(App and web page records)
....
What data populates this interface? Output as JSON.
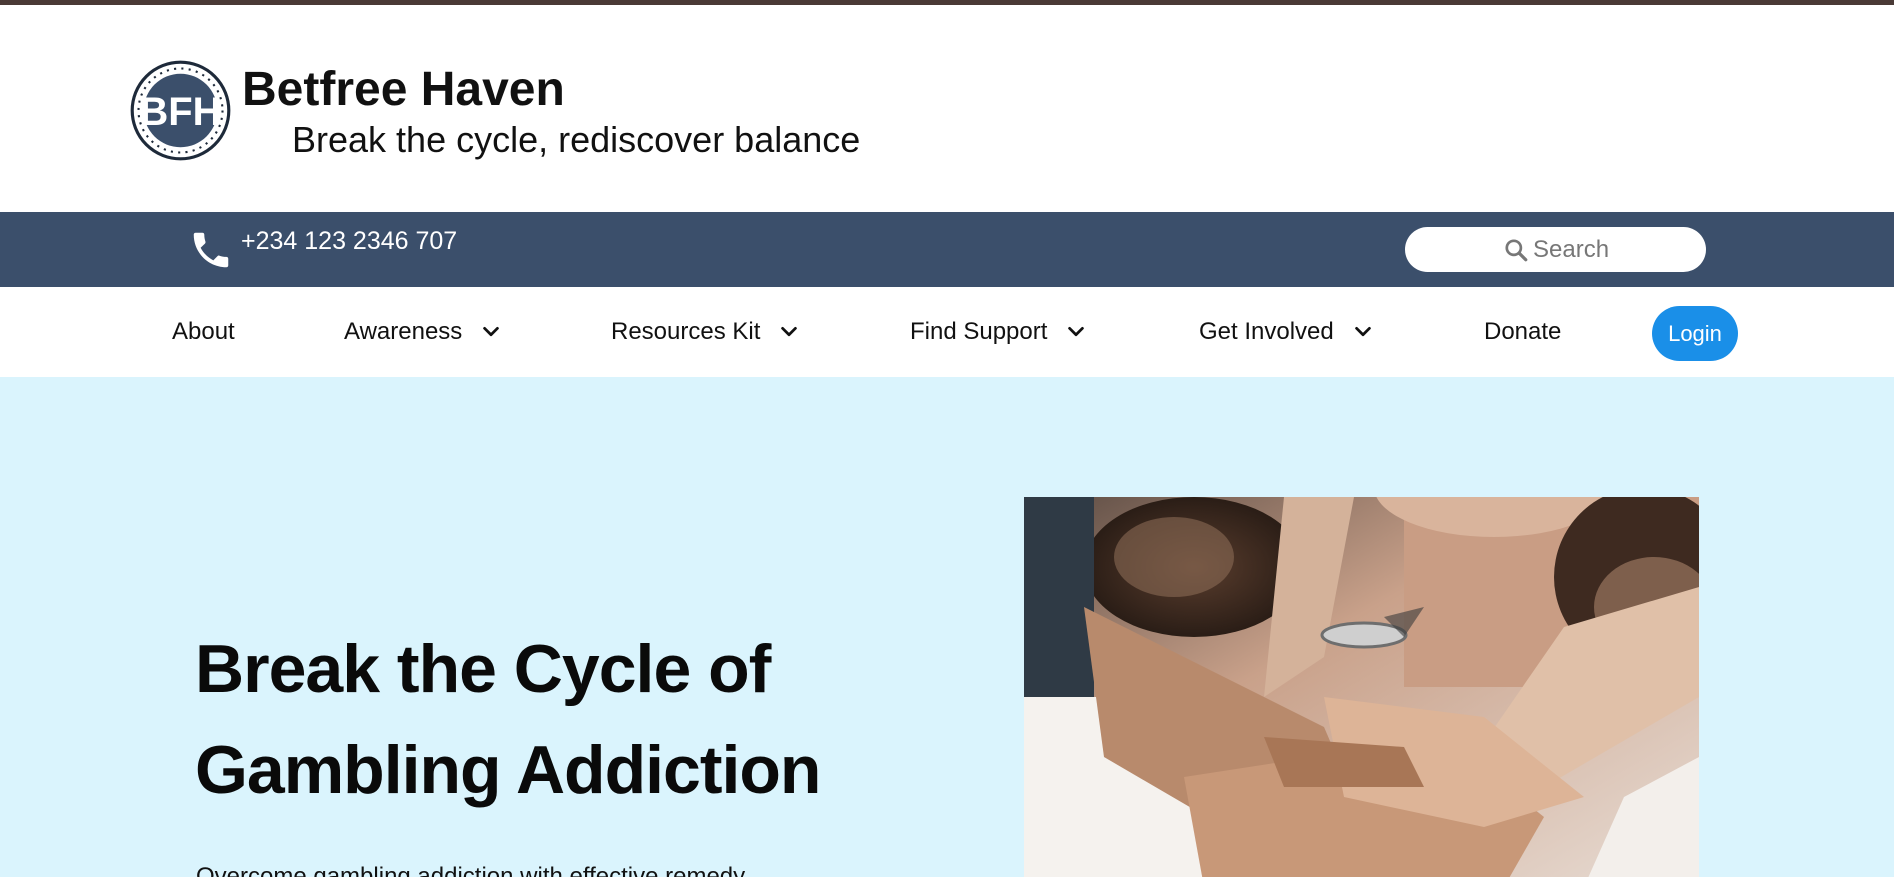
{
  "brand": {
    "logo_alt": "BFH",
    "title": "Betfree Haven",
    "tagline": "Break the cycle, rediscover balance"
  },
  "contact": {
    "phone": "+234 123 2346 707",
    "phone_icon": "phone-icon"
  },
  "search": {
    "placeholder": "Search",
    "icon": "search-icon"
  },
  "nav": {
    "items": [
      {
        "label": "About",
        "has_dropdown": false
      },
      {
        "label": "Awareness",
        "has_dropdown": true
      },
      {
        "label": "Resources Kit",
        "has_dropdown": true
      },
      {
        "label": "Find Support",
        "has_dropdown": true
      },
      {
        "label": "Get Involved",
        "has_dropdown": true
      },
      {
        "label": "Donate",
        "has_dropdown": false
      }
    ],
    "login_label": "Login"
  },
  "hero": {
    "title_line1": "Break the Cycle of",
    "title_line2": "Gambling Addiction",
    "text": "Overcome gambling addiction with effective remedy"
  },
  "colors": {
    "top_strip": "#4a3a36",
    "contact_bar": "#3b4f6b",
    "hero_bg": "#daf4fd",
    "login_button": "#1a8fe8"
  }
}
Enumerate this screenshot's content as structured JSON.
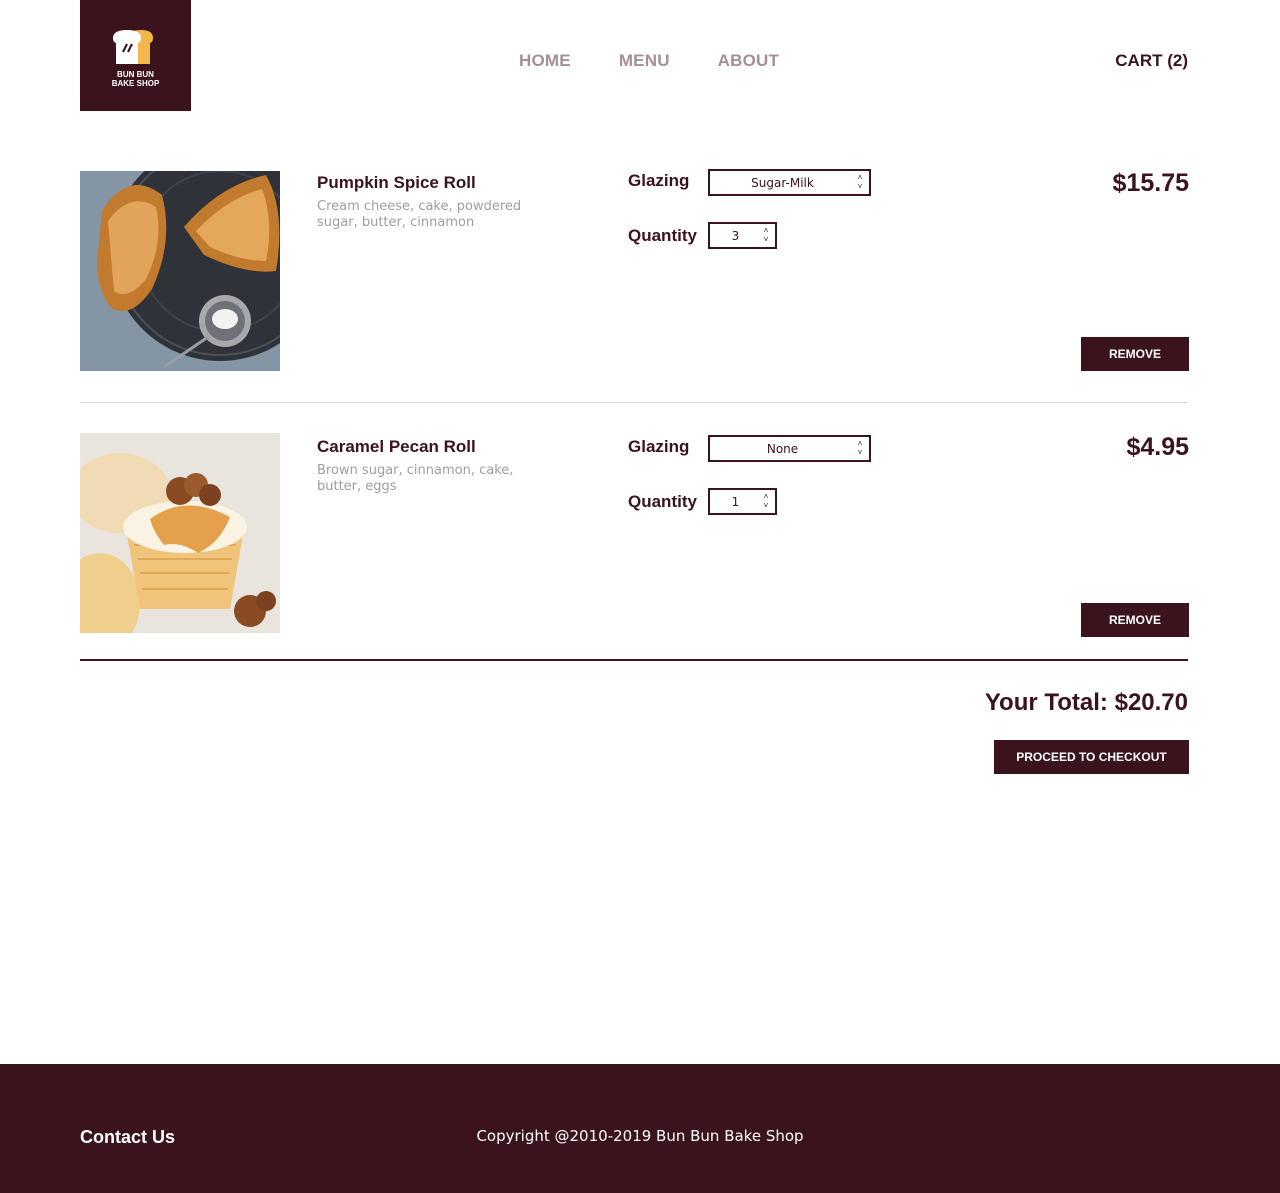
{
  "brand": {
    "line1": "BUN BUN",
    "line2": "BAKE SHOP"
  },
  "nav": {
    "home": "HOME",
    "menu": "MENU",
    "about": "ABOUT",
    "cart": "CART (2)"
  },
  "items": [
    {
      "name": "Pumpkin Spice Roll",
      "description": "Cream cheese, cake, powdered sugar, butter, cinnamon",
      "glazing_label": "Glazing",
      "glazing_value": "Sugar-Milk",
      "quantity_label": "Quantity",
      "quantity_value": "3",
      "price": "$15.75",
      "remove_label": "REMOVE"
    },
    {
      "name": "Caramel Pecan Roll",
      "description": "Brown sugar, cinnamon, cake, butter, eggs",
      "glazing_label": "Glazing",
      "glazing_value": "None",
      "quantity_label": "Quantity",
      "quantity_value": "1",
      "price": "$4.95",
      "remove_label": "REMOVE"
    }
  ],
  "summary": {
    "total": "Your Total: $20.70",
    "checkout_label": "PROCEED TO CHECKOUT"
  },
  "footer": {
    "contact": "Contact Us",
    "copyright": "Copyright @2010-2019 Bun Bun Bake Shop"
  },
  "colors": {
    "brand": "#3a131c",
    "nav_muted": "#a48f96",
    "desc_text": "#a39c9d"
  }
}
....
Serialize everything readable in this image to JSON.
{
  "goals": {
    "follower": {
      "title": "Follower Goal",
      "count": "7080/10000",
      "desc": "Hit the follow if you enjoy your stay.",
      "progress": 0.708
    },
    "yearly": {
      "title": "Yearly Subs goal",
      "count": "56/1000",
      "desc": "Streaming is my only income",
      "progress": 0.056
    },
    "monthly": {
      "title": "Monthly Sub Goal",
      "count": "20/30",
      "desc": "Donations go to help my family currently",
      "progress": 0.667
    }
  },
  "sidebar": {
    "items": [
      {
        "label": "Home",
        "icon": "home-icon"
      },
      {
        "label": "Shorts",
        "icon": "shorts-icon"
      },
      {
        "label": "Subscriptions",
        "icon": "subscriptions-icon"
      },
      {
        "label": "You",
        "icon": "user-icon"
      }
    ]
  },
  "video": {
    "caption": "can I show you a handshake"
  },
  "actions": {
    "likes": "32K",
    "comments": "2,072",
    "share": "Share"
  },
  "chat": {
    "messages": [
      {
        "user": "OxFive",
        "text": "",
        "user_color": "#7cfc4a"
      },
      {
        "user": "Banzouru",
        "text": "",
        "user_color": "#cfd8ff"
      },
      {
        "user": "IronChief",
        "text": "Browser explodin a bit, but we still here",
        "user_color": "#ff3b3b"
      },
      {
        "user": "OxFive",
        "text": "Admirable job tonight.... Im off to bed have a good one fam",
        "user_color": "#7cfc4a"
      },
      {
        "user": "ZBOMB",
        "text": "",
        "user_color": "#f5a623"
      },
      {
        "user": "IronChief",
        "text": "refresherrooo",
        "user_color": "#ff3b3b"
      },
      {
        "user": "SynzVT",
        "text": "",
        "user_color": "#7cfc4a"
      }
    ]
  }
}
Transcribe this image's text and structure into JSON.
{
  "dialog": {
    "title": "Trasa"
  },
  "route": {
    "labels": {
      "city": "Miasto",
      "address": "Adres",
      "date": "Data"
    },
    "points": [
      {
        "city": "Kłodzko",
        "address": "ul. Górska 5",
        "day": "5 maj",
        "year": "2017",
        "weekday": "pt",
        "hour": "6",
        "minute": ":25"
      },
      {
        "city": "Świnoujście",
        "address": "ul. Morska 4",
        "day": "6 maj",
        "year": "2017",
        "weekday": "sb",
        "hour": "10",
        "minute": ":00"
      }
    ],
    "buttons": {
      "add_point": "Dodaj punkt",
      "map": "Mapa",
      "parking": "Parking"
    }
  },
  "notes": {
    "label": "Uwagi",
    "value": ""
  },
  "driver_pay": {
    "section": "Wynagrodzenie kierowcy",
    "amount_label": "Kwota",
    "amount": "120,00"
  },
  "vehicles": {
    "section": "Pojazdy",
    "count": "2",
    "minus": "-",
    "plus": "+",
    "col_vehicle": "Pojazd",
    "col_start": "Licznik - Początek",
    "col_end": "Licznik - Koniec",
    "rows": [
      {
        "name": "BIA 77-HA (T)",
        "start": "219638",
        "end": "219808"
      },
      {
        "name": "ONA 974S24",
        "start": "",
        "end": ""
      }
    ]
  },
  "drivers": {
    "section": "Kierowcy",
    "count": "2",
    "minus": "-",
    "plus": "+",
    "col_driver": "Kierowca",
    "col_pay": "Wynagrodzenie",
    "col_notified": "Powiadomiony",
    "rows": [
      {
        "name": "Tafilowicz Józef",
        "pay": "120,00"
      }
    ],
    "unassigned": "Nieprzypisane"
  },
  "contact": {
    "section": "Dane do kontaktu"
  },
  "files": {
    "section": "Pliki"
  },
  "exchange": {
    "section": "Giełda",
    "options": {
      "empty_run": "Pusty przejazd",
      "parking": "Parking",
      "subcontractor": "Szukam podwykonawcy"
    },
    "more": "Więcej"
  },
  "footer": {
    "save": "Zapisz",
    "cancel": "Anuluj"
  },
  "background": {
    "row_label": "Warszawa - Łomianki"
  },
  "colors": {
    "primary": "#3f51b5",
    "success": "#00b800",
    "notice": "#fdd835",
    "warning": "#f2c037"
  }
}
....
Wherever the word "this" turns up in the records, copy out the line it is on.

### RESULT OF THE TASK
What data populates this interface? Output as JSON.
Enumerate this screenshot's content as structured JSON.
Serialize everything readable in this image to JSON.
Transcribe this image's text and structure into JSON.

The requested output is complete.